  8. I love to cook - I think it comes from my love of food. I like trying out new things with and without a recipe.
  9. I love how in the month of December there are all of the famous Christmas movies on TV - I will schedule my plans around watching my favorites.
  10. I like to watch NASCAR and wrestling (some habits I have acquired from my parents. My dad used to own/work on a racecar on the local level)

The Superior Scribbler Award was given to me by Virginie from Virginie Says.... The rules are as follows:

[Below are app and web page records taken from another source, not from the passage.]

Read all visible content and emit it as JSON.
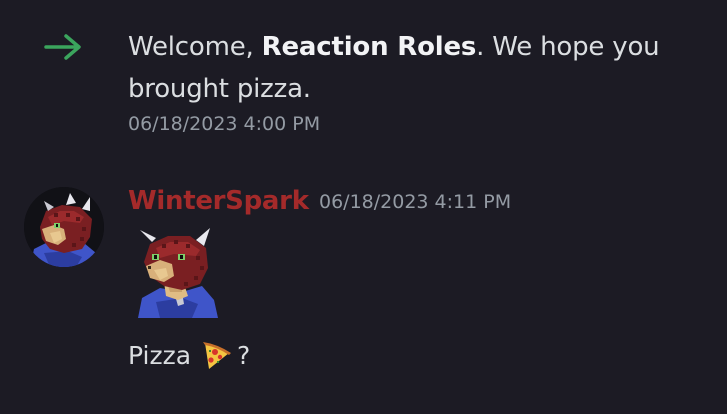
{
  "join_message": {
    "prefix": "Welcome, ",
    "name": "Reaction Roles",
    "suffix": ". We hope you brought pizza.",
    "timestamp": "06/18/2023 4:00 PM",
    "arrow_color": "#3ba55d"
  },
  "message": {
    "author": "WinterSpark",
    "author_color": "#a42a2a",
    "timestamp": "06/18/2023 4:11 PM",
    "text_before": "Pizza",
    "emoji": "pizza-icon",
    "text_after": "?"
  }
}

  • Each Superior Scribbler must in turn pass The Award on to 5 most-deserving Bloggy Friends.
  • Each Superior Scribbler must link to the author & the name of the blog from whom he/she has received The Award.
  • Each Superior Scribbler must display The Award on his/her blog, and link to This Post, which explains The Award.
  • Each Blogger who wins The Superior Scribbler Award must visit this post and add his/her name to the Mr. Linky List. That way, we'll be able to keep up-to-date on everyone who receives This Prestigious Honor!
  • Each Superior Scribbler must post these rules on his/her blog.

And the 5 Superior Scribblers are:

  1. Marg from Historical Tapestry
  2. Sarah from Reading the Past
  3. Arleigh & Lucy from Plaidy's Royal Intrigue
  4. Leslie from Royal Affairs and Notorious Royal Marriages
  5. Dar from Peeking Between the Pages

Congratulations to all of your deserving awardees! And thanks to Jenny and Virginie for the awards.





Copyright © 2009-2011 by The Maiden’s Court